"Moscow Does Not Believe in Tears," is the name of a Soviet-era film that remains popular in Russia. The sentiment itself has not gone out of fashion, particularly when it comes to the tears shed by the Iranian opposition, which -- to go by official results -- lost last Friday's presidential election to incumbent Mahmoud Ahmadinejad.
Instead, the powers that be in Moscow assume that Ahmadinejad will remain in office for the foreseeable future. "We welcome the newly re-elected Iranian president on Russian soil," said Russian Deputy Foreign Minister Sergei Ryabkov upon Ahmadinejad's arrival at a summit of the Shanghai Cooperation Organization in the Russian city of Yekaterinburg on Tuesday. "We see this visit as a reflection of partner-like, neighborly and traditionally friendly relations between Moscow and Tehran."
The welcome was a clear sign of the Kremlin's interest in distancing itself from the Iranian opposition and the ongoing demonstrations in Tehran. Images of protesters carrying English-language signs on the streets of the Iranian capital have energized many observers in the West, but in Moscow the reactions have been more of a wait-and-see nature. The marches awaken associations of the American-supported "color revolutions" in Georgia and Ukraine, both of which resulted in increased tensions with Russia.
Still, Russian President Dmitry Medvedev has sought to avoid the impression that he is completely on Ahmadinejad's side. A planned bilateral meeting between the two was cancelled this week. Russia, like China, is not nearly as skeptical of Ahmadinejad as many in Europe and the US, but the relationship resembles a pragmatic partnership more than a love affair. Indeed, even as Russia and Iran have a strong, security-based strategic partnership, Moscow has not shied away from criticizing Ahmadinejad in the past. Russian Foreign Minister Sergey Lavrov, for example, recently said the Iranian president's repeated denial of the Holocaust is "completely unacceptable."
Mostly, Moscow is grateful for that which Iran does not say or do. Tehran has long avoided any efforts to export its Islamic revolution to predominately Muslim parts of Russia -- a policy which has earned the Iranians bitter condemnation from Chechen separatists. Furthermore, Iran was instrumental in facilitating the negotiations that brought an end to a post-Cold War conflict in Tajikistan in 1997.
Indeed, Moscow's position is that Iran could end up being a stabilizing factor in Central Asia, by providing reconstruction aid to Afghanistan or Iraq, for example. Russian strategists are also aware that the path toward negotiation with Hezbollah in Lebanon or Hamas in the Gaza Strip leads through Tehran.
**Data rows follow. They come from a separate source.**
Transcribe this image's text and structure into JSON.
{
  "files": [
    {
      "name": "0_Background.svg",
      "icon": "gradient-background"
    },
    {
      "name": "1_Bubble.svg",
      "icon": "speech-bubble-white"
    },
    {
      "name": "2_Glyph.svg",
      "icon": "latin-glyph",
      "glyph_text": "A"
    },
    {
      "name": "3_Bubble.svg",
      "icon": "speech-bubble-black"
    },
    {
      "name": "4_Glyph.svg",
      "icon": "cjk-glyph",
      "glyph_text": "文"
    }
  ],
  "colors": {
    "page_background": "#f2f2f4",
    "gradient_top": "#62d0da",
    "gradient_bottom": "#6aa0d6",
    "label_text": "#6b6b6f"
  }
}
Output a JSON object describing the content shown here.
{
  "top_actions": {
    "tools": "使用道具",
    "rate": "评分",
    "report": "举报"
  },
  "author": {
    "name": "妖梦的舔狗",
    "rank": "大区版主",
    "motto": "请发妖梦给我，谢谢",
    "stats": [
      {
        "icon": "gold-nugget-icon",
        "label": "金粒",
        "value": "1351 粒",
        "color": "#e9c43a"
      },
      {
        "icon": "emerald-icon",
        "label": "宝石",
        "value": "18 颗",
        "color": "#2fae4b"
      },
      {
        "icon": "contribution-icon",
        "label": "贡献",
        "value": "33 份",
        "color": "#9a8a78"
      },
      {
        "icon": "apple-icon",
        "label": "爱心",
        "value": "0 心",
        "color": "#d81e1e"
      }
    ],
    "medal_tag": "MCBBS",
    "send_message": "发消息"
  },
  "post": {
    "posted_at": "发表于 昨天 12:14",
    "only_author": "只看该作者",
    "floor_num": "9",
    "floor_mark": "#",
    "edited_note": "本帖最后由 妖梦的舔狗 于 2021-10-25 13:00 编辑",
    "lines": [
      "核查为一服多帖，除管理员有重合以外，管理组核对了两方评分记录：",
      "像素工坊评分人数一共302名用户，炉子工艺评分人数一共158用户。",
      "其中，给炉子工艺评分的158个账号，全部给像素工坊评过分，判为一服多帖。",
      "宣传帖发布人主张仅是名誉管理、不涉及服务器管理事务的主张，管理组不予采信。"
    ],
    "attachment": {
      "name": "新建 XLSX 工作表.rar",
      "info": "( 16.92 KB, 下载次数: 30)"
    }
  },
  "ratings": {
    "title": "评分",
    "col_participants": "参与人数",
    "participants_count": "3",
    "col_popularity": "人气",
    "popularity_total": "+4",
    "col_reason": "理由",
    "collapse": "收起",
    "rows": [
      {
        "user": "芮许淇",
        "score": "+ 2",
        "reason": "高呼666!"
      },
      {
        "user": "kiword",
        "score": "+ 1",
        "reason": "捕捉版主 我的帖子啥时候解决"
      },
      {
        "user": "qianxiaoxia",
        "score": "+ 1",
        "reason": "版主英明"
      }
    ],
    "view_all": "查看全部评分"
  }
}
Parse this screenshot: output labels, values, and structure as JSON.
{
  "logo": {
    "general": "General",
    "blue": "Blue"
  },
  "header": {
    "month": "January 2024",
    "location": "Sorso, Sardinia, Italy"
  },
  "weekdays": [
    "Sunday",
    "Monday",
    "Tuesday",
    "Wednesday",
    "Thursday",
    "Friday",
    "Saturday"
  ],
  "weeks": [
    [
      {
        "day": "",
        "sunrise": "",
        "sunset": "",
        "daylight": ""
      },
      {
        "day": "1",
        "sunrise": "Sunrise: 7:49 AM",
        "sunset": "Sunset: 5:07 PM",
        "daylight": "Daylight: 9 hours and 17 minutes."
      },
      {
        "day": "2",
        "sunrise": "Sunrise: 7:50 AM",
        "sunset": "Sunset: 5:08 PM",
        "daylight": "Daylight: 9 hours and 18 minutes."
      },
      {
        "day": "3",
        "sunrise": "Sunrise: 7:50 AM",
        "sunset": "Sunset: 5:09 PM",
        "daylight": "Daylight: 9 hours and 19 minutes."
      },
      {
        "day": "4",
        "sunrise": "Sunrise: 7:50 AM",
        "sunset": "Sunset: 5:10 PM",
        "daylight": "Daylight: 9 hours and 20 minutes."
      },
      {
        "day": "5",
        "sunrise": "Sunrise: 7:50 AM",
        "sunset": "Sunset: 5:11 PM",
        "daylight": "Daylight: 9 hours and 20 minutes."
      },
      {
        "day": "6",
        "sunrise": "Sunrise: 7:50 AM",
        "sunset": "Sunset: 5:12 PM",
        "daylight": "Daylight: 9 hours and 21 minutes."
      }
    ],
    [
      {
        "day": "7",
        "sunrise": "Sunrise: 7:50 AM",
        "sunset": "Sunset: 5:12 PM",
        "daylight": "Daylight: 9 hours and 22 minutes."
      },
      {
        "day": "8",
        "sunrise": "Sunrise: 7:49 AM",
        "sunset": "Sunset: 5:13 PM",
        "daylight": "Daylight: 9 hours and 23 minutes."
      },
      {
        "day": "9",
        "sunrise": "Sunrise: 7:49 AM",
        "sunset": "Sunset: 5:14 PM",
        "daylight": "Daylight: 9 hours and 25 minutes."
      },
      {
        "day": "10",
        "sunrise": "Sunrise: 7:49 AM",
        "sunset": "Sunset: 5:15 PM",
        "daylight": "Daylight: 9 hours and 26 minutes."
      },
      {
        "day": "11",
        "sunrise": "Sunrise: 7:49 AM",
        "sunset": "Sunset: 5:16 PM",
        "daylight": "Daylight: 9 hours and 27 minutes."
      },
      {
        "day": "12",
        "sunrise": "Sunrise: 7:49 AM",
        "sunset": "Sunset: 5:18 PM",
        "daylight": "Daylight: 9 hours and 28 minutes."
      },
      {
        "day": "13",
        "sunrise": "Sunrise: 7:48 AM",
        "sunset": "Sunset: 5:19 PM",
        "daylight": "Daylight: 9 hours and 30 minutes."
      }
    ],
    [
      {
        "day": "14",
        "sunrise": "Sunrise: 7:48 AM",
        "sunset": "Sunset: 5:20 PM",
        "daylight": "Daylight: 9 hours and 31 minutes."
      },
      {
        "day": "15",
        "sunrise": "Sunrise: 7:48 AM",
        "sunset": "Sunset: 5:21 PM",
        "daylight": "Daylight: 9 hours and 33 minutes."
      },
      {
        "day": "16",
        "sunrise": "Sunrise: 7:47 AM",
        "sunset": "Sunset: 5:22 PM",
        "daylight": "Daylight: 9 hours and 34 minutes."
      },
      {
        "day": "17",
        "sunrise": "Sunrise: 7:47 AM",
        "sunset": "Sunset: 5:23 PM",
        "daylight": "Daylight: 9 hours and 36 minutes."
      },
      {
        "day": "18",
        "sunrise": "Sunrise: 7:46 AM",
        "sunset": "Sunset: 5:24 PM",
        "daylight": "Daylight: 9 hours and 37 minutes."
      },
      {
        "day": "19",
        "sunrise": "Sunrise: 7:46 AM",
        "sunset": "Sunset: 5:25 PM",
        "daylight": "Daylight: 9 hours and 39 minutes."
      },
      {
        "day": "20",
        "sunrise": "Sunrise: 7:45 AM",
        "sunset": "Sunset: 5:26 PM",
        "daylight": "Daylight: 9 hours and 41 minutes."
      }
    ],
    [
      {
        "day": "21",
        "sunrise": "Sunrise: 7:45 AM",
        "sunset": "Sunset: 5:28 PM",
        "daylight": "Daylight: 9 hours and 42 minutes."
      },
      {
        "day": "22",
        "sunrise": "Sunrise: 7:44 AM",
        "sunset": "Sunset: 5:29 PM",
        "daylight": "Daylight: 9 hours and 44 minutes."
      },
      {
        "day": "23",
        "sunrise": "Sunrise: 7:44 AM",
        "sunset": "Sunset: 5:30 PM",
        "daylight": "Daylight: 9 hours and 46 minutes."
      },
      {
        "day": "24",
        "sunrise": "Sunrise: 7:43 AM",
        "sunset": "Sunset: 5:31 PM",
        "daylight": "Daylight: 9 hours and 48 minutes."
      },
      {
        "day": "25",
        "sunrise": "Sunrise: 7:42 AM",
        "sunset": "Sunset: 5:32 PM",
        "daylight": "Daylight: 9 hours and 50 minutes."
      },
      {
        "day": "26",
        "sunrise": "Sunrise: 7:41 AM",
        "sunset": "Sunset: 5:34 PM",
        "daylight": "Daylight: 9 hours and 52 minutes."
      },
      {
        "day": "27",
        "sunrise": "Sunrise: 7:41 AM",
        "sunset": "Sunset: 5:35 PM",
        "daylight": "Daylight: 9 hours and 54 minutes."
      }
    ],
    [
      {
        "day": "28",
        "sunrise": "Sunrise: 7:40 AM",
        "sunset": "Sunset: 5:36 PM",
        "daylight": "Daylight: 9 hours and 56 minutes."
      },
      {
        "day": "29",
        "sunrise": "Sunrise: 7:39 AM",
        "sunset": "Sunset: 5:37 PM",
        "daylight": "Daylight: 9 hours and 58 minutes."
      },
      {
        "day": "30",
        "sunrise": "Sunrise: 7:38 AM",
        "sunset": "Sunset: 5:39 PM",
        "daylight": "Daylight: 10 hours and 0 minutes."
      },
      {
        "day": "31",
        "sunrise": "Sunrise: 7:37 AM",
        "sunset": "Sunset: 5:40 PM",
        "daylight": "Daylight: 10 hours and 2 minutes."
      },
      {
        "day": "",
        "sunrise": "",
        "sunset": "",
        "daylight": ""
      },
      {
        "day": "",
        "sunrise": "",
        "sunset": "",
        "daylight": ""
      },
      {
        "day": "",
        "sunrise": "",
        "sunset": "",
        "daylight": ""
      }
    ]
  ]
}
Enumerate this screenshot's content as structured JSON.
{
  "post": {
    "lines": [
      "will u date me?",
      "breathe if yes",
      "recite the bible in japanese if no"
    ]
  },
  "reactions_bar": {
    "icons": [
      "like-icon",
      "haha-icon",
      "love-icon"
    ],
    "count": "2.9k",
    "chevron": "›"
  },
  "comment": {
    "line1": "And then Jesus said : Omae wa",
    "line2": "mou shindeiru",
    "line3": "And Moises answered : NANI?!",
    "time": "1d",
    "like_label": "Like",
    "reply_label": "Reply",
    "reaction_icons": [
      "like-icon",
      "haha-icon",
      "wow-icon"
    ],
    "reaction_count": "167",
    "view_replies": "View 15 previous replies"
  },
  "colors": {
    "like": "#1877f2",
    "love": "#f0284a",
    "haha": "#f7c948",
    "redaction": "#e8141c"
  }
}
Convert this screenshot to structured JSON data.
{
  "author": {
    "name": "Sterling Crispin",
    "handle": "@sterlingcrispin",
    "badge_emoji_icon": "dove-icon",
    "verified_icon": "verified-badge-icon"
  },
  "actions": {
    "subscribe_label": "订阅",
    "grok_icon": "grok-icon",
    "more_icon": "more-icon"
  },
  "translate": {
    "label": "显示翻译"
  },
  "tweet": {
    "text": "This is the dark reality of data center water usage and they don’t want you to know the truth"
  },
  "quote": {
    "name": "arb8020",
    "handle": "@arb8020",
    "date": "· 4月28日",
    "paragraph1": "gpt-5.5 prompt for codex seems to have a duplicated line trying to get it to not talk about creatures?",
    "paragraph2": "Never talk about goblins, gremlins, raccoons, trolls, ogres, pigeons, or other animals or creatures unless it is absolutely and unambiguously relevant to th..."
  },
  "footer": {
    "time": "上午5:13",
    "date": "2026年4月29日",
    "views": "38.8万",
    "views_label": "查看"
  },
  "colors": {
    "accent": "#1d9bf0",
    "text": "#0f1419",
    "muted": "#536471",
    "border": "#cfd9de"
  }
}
Above all, though, Russia values Iran as a business partner. In addition to a healthy arms trade, Iran is a valued customer for Russian nuclear technology. Indeed, the nuclear reactor in the southern Iranian city of Bushehr was built by Russian engineers, with the spent fuel rods returned to Russia for processing. Experts in Moscow are confident that the reactor could not be used to produce highly-enriched uranium of the kind necessary to build a nuclear weapon.
Russia has long urged the West to remain calm when it comes to Iran's alleged yearnings for atomic weapons. Moscow insists that its secret service has no evidence that the country is close to building a bomb. The Russians are concerned about the possibility, to be sure. But Foreign Minister Lavrov has also made it be known that he is equally bothered by the prospect of an Israeli military strike against Iran.
In short, Moscow does not see Iran as a regional flashpoint for instability -- meaning that, from the north, the current mass protests in the country's largest cities look more like a threat than an opportunity. A publication called Red Star, put out by the Russian Defense Ministry, recently elucidated its reasons for viewing Ahmadinejad as a force for stability. "It is because the majority of Iranians see Ahmadinejad as a man of the people who more or less represents the interests of low-wage earners," the paper wrote. Ahmadinejad stands for "simple words and simple ideas that are understandable to the poor in both the cities and the countryside."